» Given data:
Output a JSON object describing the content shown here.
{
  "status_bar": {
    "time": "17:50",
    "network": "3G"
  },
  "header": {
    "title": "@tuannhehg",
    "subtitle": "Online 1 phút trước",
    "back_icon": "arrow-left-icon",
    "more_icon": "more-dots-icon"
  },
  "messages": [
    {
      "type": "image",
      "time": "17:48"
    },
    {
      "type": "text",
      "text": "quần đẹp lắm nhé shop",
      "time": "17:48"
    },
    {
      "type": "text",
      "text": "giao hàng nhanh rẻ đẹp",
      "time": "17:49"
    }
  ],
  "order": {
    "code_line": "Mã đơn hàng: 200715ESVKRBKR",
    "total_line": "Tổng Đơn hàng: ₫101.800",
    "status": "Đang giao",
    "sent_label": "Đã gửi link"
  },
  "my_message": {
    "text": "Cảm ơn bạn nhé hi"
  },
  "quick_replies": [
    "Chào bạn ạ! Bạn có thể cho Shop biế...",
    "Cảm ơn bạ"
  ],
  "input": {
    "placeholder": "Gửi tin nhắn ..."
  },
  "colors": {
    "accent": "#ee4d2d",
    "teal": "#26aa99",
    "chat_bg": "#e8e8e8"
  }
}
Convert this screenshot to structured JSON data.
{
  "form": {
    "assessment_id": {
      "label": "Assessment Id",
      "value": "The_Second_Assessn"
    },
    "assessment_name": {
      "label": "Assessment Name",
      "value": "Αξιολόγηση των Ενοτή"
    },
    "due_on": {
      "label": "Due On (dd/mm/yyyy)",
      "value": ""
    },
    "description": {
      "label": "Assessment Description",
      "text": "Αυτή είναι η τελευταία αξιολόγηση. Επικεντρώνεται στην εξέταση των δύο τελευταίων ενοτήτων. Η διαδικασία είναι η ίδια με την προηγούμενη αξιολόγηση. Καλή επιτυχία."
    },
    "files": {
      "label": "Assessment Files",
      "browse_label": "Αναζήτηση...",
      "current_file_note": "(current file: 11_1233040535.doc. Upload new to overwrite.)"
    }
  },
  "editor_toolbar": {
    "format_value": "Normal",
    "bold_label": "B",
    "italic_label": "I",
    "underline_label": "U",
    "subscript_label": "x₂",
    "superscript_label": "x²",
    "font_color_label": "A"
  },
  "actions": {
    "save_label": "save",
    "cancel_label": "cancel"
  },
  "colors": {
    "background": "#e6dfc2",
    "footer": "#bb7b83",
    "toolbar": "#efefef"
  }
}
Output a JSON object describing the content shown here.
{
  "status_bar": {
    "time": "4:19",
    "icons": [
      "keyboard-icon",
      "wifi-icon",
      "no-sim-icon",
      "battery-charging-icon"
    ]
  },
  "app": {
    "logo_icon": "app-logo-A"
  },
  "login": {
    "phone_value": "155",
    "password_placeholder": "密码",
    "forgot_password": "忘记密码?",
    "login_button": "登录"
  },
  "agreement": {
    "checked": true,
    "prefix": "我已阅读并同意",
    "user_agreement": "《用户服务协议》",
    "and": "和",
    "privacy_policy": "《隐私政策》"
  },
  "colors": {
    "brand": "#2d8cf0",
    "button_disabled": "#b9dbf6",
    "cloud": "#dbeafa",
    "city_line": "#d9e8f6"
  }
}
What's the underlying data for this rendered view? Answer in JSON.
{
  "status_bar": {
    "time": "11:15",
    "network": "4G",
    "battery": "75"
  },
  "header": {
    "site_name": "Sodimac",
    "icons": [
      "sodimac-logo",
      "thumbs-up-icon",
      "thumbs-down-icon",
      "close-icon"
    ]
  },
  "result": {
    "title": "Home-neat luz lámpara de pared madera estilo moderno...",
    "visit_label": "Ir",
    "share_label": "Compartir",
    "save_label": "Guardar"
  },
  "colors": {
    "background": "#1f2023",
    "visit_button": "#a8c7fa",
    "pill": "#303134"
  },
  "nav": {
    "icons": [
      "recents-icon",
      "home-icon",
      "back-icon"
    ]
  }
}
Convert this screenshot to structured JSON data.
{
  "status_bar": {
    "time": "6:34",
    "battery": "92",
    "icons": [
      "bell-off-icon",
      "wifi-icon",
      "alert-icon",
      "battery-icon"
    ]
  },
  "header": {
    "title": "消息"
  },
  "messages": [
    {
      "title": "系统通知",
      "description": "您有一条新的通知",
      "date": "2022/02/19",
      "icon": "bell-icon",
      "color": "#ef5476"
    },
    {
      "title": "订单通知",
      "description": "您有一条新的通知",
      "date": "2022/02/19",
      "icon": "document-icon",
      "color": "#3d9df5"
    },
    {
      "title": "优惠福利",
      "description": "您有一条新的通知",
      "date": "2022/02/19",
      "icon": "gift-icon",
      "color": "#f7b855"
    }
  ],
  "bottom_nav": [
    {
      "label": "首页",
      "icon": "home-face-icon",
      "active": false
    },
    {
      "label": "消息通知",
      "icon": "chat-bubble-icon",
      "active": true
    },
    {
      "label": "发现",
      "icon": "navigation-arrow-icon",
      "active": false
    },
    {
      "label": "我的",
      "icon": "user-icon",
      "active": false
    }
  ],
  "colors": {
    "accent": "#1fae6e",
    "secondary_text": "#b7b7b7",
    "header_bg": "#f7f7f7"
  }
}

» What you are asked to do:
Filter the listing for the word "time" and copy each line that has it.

» Reply:
    "time": "17:50",
      "time": "17:48"
      "time": "17:48"
      "time": "17:49"
    "time": "4:19",
    "time": "11:15",
    "time": "6:34",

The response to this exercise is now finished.